* Task to complete *
Look through the records below and copy each line that includes the word "address".

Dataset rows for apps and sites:
========

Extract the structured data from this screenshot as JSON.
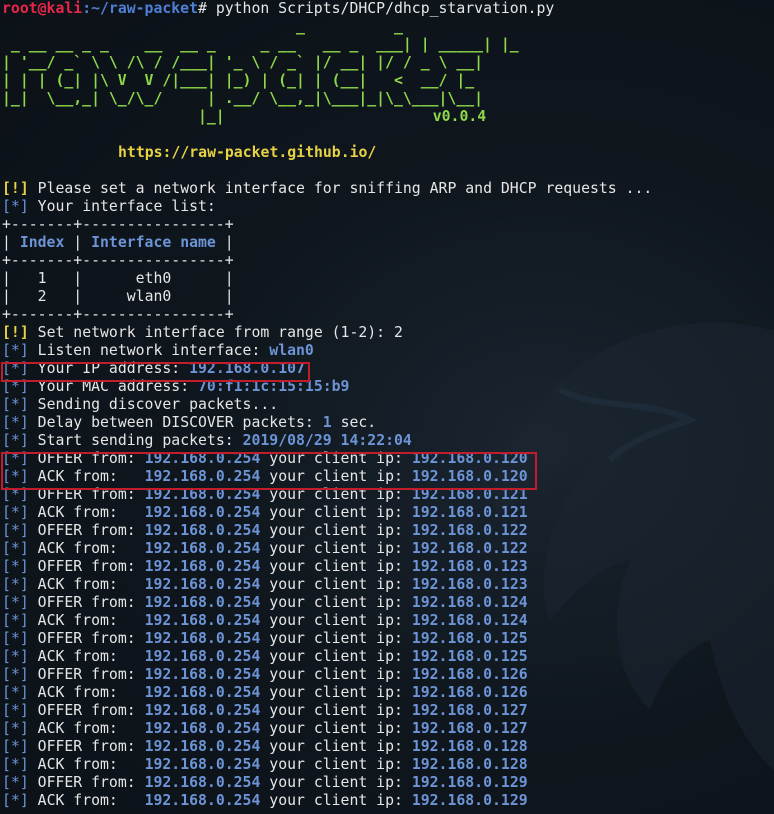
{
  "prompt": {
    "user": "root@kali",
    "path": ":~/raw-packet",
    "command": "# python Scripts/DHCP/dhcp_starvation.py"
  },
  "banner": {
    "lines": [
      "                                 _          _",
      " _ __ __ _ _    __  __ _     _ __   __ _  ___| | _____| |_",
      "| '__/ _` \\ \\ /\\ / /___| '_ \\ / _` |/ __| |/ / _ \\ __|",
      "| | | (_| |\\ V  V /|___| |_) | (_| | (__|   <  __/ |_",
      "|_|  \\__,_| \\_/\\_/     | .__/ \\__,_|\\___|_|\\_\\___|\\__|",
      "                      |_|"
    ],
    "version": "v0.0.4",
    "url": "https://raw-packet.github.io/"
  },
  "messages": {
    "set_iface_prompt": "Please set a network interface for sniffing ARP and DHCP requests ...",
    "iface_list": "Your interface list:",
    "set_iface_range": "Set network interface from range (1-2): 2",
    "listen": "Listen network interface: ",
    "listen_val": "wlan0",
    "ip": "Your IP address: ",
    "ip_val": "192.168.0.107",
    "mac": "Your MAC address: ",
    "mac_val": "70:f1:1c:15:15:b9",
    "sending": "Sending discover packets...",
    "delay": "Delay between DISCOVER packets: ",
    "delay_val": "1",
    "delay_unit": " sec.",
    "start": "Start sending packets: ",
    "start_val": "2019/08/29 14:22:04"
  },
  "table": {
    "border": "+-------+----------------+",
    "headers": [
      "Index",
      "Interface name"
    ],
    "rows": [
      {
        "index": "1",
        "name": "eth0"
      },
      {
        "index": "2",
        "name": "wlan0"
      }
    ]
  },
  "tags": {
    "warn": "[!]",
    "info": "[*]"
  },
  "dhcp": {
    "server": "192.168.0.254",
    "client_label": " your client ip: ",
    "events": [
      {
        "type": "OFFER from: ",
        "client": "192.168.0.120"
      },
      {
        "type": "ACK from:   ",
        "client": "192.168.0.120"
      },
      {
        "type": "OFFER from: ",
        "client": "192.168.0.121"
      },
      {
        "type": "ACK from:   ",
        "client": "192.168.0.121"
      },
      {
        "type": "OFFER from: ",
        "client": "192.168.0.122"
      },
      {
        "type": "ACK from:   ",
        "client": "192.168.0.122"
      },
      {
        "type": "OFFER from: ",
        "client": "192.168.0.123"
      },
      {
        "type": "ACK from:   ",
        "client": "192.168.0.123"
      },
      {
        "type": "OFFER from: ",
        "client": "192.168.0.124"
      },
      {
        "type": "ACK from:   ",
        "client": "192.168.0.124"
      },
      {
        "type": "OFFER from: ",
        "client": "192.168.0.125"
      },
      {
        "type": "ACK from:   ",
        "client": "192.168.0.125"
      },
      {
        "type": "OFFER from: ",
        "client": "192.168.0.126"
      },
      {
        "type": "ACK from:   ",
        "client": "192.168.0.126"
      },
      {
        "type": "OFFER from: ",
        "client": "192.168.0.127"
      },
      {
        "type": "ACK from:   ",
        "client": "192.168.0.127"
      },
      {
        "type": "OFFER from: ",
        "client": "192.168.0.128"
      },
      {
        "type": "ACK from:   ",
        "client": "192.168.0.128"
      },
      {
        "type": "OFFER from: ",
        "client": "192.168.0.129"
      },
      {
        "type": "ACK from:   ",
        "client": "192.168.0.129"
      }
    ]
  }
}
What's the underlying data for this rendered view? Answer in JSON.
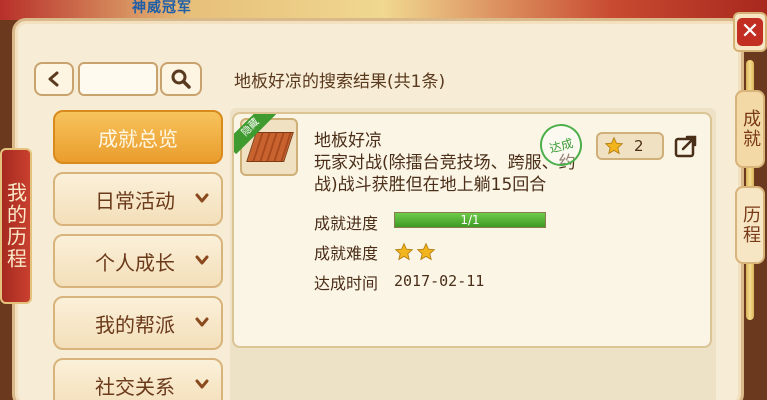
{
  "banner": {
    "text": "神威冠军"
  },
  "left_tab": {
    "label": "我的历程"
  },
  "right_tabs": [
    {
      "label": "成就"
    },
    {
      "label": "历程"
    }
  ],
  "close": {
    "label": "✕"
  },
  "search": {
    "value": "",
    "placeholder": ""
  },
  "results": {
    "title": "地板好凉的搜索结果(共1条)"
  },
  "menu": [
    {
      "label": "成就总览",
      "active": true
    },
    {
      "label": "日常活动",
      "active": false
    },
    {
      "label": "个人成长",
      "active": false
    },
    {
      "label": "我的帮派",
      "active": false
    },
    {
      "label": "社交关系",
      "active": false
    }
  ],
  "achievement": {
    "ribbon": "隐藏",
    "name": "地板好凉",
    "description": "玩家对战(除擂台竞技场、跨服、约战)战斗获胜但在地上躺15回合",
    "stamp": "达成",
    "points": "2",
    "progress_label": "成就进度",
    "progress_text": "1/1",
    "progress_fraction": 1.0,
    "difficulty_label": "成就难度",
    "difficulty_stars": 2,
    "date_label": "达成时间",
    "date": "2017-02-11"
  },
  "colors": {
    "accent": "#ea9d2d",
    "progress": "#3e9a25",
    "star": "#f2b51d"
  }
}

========

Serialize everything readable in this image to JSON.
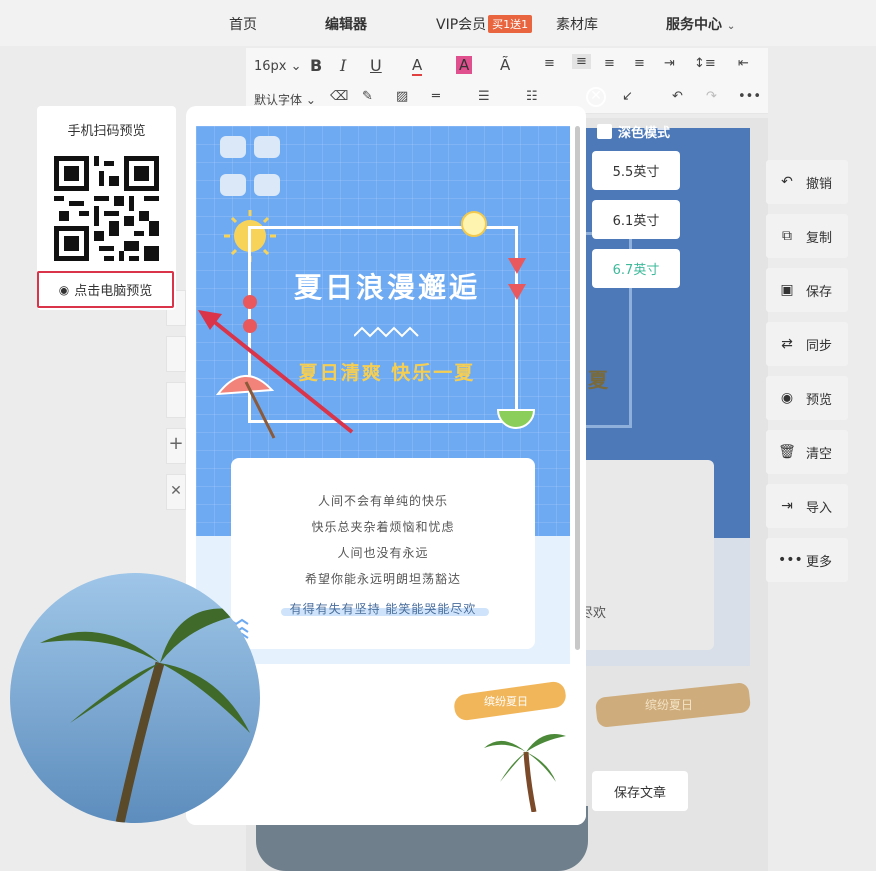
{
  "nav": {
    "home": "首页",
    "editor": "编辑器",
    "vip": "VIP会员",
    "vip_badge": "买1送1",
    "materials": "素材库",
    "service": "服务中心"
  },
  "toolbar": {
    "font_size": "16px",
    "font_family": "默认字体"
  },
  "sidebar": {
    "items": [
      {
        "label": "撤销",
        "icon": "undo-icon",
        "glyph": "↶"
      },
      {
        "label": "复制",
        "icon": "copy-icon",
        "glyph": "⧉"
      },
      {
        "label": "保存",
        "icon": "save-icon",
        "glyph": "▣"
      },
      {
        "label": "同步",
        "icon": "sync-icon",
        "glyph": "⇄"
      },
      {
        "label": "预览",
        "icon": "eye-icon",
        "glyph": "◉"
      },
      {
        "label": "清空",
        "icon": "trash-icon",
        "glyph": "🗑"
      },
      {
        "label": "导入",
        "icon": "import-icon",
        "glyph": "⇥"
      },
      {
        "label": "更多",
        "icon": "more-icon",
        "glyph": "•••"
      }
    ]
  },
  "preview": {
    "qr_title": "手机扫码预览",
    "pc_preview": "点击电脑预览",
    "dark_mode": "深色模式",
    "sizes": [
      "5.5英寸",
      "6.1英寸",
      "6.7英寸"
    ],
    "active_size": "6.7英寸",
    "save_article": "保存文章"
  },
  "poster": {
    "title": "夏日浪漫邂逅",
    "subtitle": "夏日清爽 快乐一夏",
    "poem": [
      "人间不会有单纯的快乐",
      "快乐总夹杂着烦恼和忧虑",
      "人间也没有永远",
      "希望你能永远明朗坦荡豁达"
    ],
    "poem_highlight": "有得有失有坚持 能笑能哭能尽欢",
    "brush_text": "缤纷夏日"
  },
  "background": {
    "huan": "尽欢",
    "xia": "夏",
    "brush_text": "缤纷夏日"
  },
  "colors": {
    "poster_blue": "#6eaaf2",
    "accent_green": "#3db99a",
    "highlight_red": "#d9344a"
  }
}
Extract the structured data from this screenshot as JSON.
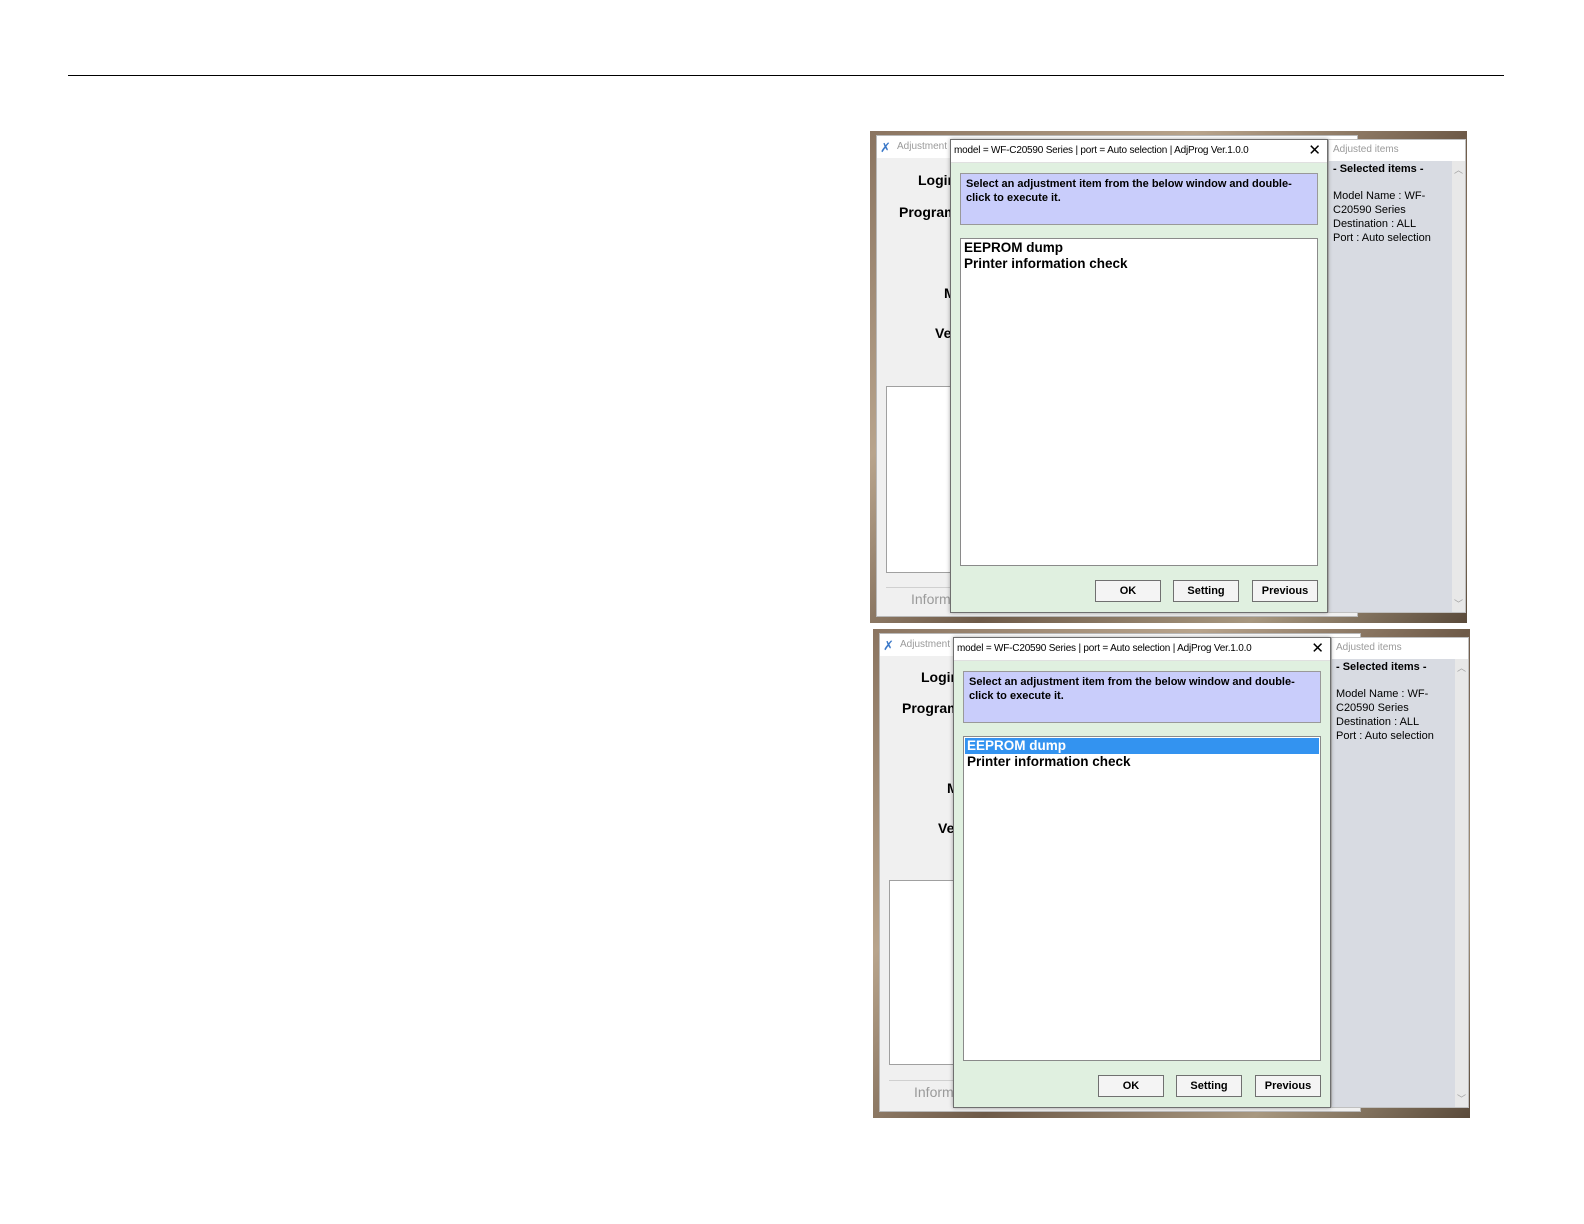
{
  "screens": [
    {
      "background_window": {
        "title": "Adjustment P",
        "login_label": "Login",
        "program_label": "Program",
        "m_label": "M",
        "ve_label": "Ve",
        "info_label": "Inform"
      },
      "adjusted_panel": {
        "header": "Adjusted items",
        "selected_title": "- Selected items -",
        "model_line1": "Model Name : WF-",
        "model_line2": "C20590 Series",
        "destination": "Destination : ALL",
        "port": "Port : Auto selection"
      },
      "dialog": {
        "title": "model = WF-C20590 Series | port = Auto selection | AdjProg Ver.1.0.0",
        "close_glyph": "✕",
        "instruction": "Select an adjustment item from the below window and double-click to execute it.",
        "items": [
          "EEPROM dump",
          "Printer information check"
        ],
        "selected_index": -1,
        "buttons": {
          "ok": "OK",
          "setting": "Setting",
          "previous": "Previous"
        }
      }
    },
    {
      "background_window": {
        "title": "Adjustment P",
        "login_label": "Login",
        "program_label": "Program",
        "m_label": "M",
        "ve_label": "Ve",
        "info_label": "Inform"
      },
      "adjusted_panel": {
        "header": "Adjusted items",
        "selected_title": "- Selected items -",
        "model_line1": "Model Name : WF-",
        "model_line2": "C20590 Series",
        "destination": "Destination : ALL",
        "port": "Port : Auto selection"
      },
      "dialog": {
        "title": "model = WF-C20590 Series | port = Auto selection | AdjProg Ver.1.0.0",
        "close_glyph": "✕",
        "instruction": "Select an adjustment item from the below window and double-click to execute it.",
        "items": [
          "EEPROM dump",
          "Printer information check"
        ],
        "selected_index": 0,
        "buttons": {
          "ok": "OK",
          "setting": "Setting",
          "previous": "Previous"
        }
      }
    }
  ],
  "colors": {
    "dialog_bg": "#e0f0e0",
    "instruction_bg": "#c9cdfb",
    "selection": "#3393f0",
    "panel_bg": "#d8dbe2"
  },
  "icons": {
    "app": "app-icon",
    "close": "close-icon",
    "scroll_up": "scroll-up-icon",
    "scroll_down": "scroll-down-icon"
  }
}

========

* Output for this task *
    "ip": "Your IP address: ",
    "mac": "Your MAC address: ",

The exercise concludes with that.